══ WORKING DATA

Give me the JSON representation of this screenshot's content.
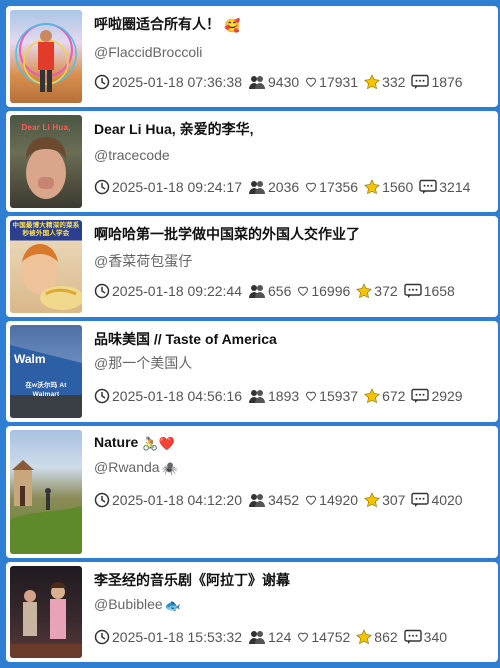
{
  "items": [
    {
      "title": "呼啦圈适合所有人！",
      "title_emoji": "🥰",
      "author": "@FlaccidBroccoli",
      "author_emoji": "",
      "datetime": "2025-01-18 07:36:38",
      "followers": "9430",
      "likes": "17931",
      "stars": "332",
      "comments": "1876",
      "thumb_caption": ""
    },
    {
      "title": "Dear Li Hua, 亲爱的李华,",
      "title_emoji": "",
      "author": "@tracecode",
      "author_emoji": "",
      "datetime": "2025-01-18 09:24:17",
      "followers": "2036",
      "likes": "17356",
      "stars": "1560",
      "comments": "3214",
      "thumb_caption": "Dear Li Hua,"
    },
    {
      "title": "啊哈哈第一批学做中国菜的外国人交作业了",
      "title_emoji": "",
      "author": "@香菜荷包蛋仔",
      "author_emoji": "",
      "datetime": "2025-01-18 09:22:44",
      "followers": "656",
      "likes": "16996",
      "stars": "372",
      "comments": "1658",
      "thumb_caption": "中国最博大精深的菜系 秒被外国人学会"
    },
    {
      "title": "品味美国 // Taste of America",
      "title_emoji": "",
      "author": "@那一个美国人",
      "author_emoji": "",
      "datetime": "2025-01-18 04:56:16",
      "followers": "1893",
      "likes": "15937",
      "stars": "672",
      "comments": "2929",
      "thumb_caption": "在w沃尔玛 At Walmart"
    },
    {
      "title": "Nature",
      "title_emoji": "🚴❤️",
      "author": "@Rwanda",
      "author_emoji": "🕷️",
      "datetime": "2025-01-18 04:12:20",
      "followers": "3452",
      "likes": "14920",
      "stars": "307",
      "comments": "4020",
      "thumb_caption": ""
    },
    {
      "title": "李圣经的音乐剧《阿拉丁》谢幕",
      "title_emoji": "",
      "author": "@Bubiblee",
      "author_emoji": "🐟",
      "datetime": "2025-01-18 15:53:32",
      "followers": "124",
      "likes": "14752",
      "stars": "862",
      "comments": "340",
      "thumb_caption": ""
    }
  ],
  "icons": {
    "time": "clock-icon",
    "followers": "people-icon",
    "likes": "heart-icon",
    "stars": "star-icon",
    "comments": "comment-icon"
  },
  "colors": {
    "background": "#2e7fd2",
    "card": "#ffffff",
    "star": "#f5c400"
  }
}
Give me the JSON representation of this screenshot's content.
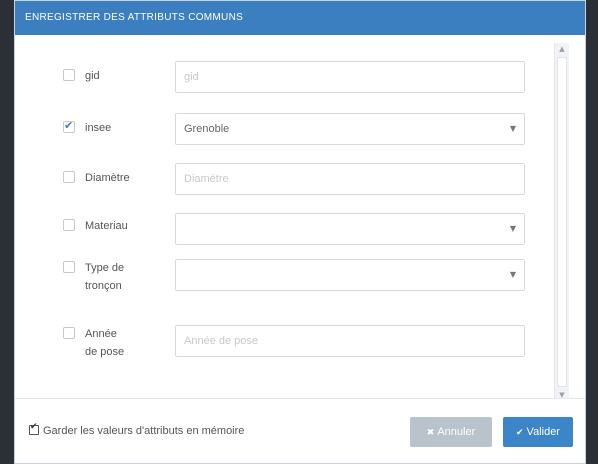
{
  "dialog": {
    "title": "Enregistrer des attributs communs"
  },
  "fields": [
    {
      "label": "gid",
      "checked": false,
      "type": "text",
      "value": "",
      "placeholder": "gid"
    },
    {
      "label": "insee",
      "checked": true,
      "type": "select",
      "value": "Grenoble",
      "placeholder": ""
    },
    {
      "label": "Diamètre",
      "checked": false,
      "type": "text",
      "value": "",
      "placeholder": "Diamètre"
    },
    {
      "label": "Materiau",
      "checked": false,
      "type": "select",
      "value": "",
      "placeholder": ""
    },
    {
      "label": "Type de tronçon",
      "checked": false,
      "type": "select",
      "value": "",
      "placeholder": ""
    },
    {
      "label": "Année de pose",
      "checked": false,
      "type": "text",
      "value": "",
      "placeholder": "Année de pose"
    }
  ],
  "labels": {
    "gid": "gid",
    "insee": "insee",
    "diametre": "Diamètre",
    "materiau": "Materiau",
    "type_troncon": "Type de tronçon",
    "annee_pose": "Année de pose"
  },
  "values": {
    "insee": "Grenoble"
  },
  "placeholders": {
    "gid": "gid",
    "diametre": "Diamètre",
    "annee_pose": "Année de pose"
  },
  "footer": {
    "remember_label": "Garder les valeurs d'attributs en mémoire",
    "remember_checked": true,
    "cancel_label": "Annuler",
    "ok_label": "Valider"
  },
  "icons": {
    "cancel": "close-icon",
    "ok": "check-icon",
    "select_caret": "caret-down-icon"
  },
  "colors": {
    "titlebar": "#3c7fc1",
    "ok_button": "#3c85c8",
    "cancel_button": "#b9c3cc"
  }
}
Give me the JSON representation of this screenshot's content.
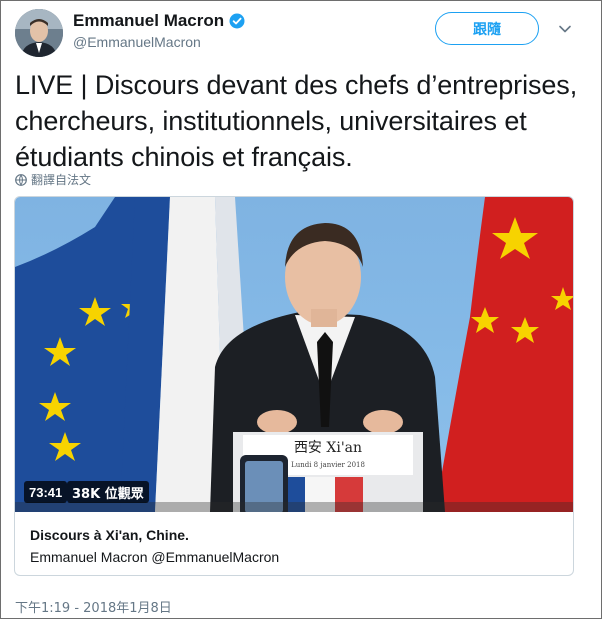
{
  "author": {
    "display_name": "Emmanuel Macron",
    "handle": "@EmmanuelMacron",
    "verified": true
  },
  "actions": {
    "follow_label": "跟隨"
  },
  "tweet": {
    "text": "LIVE | Discours devant des chefs d’entreprises, chercheurs, institutionnels, universitaires et étudiants chinois et français.",
    "translate_label": "翻譯自法文",
    "timestamp": "下午1:19 - 2018年1月8日"
  },
  "video": {
    "duration": "73:41",
    "views": "38K 位觀眾",
    "podium_text": "西安  Xi'an",
    "podium_subtext": "Lundi 8 janvier 2018"
  },
  "card": {
    "title": "Discours à Xi'an, Chine.",
    "subtitle": "Emmanuel Macron @EmmanuelMacron"
  },
  "colors": {
    "accent": "#1da1f2",
    "secondary_text": "#657786",
    "border": "#ccd6dd"
  },
  "icons": {
    "verified": "verified-badge-icon",
    "caret": "chevron-down-icon",
    "globe": "globe-icon"
  }
}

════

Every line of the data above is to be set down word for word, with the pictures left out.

▶ [FINAL ANSWER]:
Give me the JSON representation of this screenshot's content.
{
  "items": [
    {
      "title": "呼啦圈适合所有人！",
      "title_emoji": "🥰",
      "author": "@FlaccidBroccoli",
      "author_emoji": "",
      "datetime": "2025-01-18 07:36:38",
      "followers": "9430",
      "likes": "17931",
      "stars": "332",
      "comments": "1876",
      "thumb_caption": ""
    },
    {
      "title": "Dear Li Hua, 亲爱的李华,",
      "title_emoji": "",
      "author": "@tracecode",
      "author_emoji": "",
      "datetime": "2025-01-18 09:24:17",
      "followers": "2036",
      "likes": "17356",
      "stars": "1560",
      "comments": "3214",
      "thumb_caption": "Dear Li Hua,"
    },
    {
      "title": "啊哈哈第一批学做中国菜的外国人交作业了",
      "title_emoji": "",
      "author": "@香菜荷包蛋仔",
      "author_emoji": "",
      "datetime": "2025-01-18 09:22:44",
      "followers": "656",
      "likes": "16996",
      "stars": "372",
      "comments": "1658",
      "thumb_caption": "中国最博大精深的菜系 秒被外国人学会"
    },
    {
      "title": "品味美国 // Taste of America",
      "title_emoji": "",
      "author": "@那一个美国人",
      "author_emoji": "",
      "datetime": "2025-01-18 04:56:16",
      "followers": "1893",
      "likes": "15937",
      "stars": "672",
      "comments": "2929",
      "thumb_caption": "在w沃尔玛 At Walmart"
    },
    {
      "title": "Nature",
      "title_emoji": "🚴❤️",
      "author": "@Rwanda",
      "author_emoji": "🕷️",
      "datetime": "2025-01-18 04:12:20",
      "followers": "3452",
      "likes": "14920",
      "stars": "307",
      "comments": "4020",
      "thumb_caption": ""
    },
    {
      "title": "李圣经的音乐剧《阿拉丁》谢幕",
      "title_emoji": "",
      "author": "@Bubiblee",
      "author_emoji": "🐟",
      "datetime": "2025-01-18 15:53:32",
      "followers": "124",
      "likes": "14752",
      "stars": "862",
      "comments": "340",
      "thumb_caption": ""
    }
  ],
  "icons": {
    "time": "clock-icon",
    "followers": "people-icon",
    "likes": "heart-icon",
    "stars": "star-icon",
    "comments": "comment-icon"
  },
  "colors": {
    "background": "#2e7fd2",
    "card": "#ffffff",
    "star": "#f5c400"
  }
}
Give me the JSON representation of this screenshot's content.
{
  "dialog": {
    "title": "Enregistrer des attributs communs"
  },
  "fields": [
    {
      "label": "gid",
      "checked": false,
      "type": "text",
      "value": "",
      "placeholder": "gid"
    },
    {
      "label": "insee",
      "checked": true,
      "type": "select",
      "value": "Grenoble",
      "placeholder": ""
    },
    {
      "label": "Diamètre",
      "checked": false,
      "type": "text",
      "value": "",
      "placeholder": "Diamètre"
    },
    {
      "label": "Materiau",
      "checked": false,
      "type": "select",
      "value": "",
      "placeholder": ""
    },
    {
      "label": "Type de tronçon",
      "checked": false,
      "type": "select",
      "value": "",
      "placeholder": ""
    },
    {
      "label": "Année de pose",
      "checked": false,
      "type": "text",
      "value": "",
      "placeholder": "Année de pose"
    }
  ],
  "labels": {
    "gid": "gid",
    "insee": "insee",
    "diametre": "Diamètre",
    "materiau": "Materiau",
    "type_troncon": "Type de tronçon",
    "annee_pose": "Année de pose"
  },
  "values": {
    "insee": "Grenoble"
  },
  "placeholders": {
    "gid": "gid",
    "diametre": "Diamètre",
    "annee_pose": "Année de pose"
  },
  "footer": {
    "remember_label": "Garder les valeurs d'attributs en mémoire",
    "remember_checked": true,
    "cancel_label": "Annuler",
    "ok_label": "Valider"
  },
  "icons": {
    "cancel": "close-icon",
    "ok": "check-icon",
    "select_caret": "caret-down-icon"
  },
  "colors": {
    "titlebar": "#3c7fc1",
    "ok_button": "#3c85c8",
    "cancel_button": "#b9c3cc"
  }
}
Give me the JSON representation of this screenshot's content.
{
  "author": {
    "display_name": "Emmanuel Macron",
    "handle": "@EmmanuelMacron",
    "verified": true
  },
  "actions": {
    "follow_label": "跟隨"
  },
  "tweet": {
    "text": "LIVE | Discours devant des chefs d’entreprises, chercheurs, institutionnels, universitaires et étudiants chinois et français.",
    "translate_label": "翻譯自法文",
    "timestamp": "下午1:19 - 2018年1月8日"
  },
  "video": {
    "duration": "73:41",
    "views": "38K 位觀眾",
    "podium_text": "西安  Xi'an",
    "podium_subtext": "Lundi 8 janvier 2018"
  },
  "card": {
    "title": "Discours à Xi'an, Chine.",
    "subtitle": "Emmanuel Macron @EmmanuelMacron"
  },
  "colors": {
    "accent": "#1da1f2",
    "secondary_text": "#657786",
    "border": "#ccd6dd"
  },
  "icons": {
    "verified": "verified-badge-icon",
    "caret": "chevron-down-icon",
    "globe": "globe-icon"
  }
}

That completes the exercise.